_Your task_: The answer must consist of every line in the data below that holds the word "station".

── The data

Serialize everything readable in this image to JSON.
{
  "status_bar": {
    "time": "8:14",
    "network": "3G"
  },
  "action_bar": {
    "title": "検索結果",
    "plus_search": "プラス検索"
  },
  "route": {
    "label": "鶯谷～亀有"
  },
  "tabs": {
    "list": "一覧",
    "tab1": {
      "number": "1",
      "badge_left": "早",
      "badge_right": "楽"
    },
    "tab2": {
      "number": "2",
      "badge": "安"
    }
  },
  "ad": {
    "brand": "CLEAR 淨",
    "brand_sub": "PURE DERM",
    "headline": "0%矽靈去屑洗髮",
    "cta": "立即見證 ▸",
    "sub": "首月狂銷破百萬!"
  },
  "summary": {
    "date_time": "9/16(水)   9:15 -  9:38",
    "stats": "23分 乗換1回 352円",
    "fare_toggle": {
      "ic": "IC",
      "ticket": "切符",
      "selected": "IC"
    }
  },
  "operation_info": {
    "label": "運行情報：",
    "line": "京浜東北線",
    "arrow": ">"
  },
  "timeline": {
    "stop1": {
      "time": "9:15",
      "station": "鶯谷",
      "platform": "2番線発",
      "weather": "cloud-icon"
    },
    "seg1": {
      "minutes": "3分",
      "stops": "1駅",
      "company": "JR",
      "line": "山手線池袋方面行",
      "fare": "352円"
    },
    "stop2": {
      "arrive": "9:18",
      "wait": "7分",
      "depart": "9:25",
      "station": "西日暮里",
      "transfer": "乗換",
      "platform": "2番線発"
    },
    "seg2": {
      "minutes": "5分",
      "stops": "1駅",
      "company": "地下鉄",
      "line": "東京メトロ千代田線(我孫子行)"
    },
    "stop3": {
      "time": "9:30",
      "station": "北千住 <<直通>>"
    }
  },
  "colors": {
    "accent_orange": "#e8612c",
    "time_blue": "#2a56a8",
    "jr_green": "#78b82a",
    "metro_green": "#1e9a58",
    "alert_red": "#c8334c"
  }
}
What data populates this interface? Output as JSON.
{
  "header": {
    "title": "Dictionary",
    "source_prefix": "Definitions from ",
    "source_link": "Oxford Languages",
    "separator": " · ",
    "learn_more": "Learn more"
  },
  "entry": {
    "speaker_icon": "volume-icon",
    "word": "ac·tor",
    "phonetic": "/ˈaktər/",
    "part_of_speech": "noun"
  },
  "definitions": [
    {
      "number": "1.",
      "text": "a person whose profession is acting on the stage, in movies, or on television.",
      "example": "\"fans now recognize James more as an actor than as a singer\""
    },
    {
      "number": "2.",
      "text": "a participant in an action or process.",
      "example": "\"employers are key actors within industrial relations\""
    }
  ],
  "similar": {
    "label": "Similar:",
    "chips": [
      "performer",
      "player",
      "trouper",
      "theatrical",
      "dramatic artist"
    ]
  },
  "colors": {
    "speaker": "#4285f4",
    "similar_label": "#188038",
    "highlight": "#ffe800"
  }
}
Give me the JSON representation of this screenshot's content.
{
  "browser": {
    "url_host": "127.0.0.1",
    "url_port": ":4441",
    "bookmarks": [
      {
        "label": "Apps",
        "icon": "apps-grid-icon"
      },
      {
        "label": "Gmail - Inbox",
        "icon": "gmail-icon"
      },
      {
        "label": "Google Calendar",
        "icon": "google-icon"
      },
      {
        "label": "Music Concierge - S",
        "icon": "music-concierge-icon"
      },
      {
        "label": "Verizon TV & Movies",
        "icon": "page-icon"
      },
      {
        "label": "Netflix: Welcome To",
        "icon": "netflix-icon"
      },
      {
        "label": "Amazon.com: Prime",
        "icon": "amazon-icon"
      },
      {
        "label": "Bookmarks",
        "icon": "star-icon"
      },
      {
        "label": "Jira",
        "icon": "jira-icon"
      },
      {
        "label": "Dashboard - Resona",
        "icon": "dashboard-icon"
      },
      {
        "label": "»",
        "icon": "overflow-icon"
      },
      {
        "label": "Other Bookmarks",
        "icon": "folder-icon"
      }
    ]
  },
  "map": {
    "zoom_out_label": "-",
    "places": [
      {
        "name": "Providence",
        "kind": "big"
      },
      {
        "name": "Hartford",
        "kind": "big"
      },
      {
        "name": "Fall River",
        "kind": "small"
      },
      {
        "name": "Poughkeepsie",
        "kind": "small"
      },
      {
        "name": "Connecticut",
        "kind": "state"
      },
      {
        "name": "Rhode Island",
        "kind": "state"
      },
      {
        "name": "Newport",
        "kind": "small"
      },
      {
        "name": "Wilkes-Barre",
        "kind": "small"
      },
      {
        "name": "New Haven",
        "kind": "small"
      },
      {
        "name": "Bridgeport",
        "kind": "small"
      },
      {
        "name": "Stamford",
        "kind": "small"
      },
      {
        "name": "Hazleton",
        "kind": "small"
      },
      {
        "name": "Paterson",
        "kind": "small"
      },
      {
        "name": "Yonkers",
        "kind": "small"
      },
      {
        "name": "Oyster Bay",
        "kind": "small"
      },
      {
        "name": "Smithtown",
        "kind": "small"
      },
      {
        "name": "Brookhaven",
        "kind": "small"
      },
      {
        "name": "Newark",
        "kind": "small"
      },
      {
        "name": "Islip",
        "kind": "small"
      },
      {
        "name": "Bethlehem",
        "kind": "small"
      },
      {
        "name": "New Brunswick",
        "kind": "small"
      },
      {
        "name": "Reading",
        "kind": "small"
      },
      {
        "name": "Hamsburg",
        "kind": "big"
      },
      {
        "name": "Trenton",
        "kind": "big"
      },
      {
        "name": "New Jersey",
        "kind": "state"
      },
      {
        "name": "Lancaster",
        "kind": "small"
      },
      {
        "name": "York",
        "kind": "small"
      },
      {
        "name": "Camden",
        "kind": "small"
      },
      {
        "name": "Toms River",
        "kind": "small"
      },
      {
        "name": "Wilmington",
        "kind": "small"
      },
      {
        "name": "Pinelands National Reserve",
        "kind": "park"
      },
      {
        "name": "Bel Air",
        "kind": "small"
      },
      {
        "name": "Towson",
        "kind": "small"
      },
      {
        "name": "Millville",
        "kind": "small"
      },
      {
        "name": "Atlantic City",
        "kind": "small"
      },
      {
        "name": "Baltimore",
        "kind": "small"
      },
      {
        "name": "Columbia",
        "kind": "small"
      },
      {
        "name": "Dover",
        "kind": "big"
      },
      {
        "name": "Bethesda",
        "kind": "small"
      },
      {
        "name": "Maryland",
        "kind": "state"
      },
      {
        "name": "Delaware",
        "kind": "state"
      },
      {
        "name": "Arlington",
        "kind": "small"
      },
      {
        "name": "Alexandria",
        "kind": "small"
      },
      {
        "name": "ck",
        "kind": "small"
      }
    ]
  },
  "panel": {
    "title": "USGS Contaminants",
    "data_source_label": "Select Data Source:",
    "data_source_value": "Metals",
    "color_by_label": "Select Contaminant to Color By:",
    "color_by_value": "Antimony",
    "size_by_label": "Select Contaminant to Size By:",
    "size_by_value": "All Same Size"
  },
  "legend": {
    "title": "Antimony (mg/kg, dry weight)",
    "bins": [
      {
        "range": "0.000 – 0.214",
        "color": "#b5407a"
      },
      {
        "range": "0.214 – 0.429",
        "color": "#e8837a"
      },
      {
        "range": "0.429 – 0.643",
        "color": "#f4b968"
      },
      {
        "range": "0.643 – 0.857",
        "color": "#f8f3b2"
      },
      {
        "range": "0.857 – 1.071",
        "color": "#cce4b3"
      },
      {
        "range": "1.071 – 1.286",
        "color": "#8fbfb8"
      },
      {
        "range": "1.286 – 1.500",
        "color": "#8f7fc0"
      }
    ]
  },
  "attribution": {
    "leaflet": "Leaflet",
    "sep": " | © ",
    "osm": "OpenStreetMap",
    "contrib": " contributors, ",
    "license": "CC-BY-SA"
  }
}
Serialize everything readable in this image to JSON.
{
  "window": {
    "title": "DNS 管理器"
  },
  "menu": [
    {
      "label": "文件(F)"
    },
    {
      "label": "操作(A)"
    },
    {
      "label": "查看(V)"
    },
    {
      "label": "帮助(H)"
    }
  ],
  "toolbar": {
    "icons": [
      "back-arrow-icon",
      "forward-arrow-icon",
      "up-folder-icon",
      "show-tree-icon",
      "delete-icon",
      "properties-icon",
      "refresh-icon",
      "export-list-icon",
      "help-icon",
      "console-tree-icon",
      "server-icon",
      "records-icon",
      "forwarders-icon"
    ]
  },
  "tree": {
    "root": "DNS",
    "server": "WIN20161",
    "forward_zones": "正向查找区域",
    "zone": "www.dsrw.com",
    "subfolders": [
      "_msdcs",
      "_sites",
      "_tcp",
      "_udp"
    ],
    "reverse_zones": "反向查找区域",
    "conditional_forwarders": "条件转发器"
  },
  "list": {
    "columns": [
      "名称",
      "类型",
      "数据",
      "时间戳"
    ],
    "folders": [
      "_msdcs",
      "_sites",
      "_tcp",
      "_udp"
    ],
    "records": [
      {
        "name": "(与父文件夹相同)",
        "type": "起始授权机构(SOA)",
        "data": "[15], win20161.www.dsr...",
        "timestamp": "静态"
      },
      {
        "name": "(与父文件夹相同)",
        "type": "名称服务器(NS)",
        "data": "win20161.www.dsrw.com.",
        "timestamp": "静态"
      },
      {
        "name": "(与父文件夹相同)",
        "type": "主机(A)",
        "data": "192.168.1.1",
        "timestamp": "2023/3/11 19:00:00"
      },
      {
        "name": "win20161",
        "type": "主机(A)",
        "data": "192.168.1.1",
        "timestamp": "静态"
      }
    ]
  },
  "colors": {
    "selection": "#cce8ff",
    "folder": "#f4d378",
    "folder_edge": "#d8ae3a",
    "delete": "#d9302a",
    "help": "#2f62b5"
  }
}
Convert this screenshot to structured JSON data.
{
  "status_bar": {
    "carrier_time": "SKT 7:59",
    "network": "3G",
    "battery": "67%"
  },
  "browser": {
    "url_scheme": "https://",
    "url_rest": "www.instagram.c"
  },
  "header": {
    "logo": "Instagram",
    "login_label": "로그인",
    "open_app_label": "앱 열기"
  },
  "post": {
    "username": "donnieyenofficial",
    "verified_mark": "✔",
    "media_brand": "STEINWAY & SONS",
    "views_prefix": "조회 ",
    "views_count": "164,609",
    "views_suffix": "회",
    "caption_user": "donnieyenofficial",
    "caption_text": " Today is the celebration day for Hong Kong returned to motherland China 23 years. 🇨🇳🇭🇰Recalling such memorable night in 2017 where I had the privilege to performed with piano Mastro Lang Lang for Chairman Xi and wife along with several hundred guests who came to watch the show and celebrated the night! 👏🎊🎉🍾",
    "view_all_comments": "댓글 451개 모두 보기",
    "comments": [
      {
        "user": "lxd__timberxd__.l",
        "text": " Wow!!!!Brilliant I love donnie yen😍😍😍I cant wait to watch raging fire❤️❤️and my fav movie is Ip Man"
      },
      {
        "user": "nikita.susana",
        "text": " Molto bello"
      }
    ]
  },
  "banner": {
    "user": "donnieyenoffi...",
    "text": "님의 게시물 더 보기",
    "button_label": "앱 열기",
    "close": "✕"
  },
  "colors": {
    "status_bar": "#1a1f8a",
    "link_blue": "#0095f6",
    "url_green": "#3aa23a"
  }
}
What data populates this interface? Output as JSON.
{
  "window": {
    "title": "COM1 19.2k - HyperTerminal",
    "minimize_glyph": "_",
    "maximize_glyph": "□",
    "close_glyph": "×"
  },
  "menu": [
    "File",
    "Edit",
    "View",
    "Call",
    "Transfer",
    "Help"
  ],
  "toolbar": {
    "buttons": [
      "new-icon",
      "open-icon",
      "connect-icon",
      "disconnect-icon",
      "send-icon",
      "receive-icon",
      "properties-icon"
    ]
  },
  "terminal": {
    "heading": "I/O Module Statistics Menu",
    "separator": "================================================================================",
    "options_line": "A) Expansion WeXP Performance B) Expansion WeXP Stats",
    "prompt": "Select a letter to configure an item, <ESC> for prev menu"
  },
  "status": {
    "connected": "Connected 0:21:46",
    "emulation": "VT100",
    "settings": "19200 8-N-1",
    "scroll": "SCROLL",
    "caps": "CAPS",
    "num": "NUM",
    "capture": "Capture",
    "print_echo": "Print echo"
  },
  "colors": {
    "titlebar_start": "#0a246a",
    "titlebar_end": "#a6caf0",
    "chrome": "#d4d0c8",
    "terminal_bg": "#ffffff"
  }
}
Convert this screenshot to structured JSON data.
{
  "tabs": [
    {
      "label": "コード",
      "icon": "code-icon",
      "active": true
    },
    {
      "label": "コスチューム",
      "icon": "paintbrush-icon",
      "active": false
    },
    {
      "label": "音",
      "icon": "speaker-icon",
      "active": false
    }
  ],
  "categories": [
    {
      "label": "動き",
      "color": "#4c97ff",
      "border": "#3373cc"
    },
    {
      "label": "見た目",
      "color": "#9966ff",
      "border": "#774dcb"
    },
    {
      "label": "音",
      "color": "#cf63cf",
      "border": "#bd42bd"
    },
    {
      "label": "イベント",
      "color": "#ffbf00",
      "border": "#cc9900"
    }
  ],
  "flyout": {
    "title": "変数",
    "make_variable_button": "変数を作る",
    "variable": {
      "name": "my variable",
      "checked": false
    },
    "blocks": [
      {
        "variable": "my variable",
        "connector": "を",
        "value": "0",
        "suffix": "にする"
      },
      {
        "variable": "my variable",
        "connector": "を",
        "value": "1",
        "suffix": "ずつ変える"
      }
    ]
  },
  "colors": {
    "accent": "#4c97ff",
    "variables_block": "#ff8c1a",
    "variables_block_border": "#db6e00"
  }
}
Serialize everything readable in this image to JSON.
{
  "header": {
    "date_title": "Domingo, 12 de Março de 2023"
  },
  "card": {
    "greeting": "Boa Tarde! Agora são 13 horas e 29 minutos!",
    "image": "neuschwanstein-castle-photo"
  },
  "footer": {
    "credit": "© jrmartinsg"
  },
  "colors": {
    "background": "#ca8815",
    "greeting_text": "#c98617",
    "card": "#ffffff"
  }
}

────

_Solved exercise_:
      "station": "鶯谷",
      "station": "西日暮里",
      "station": "北千住 <<直通>>"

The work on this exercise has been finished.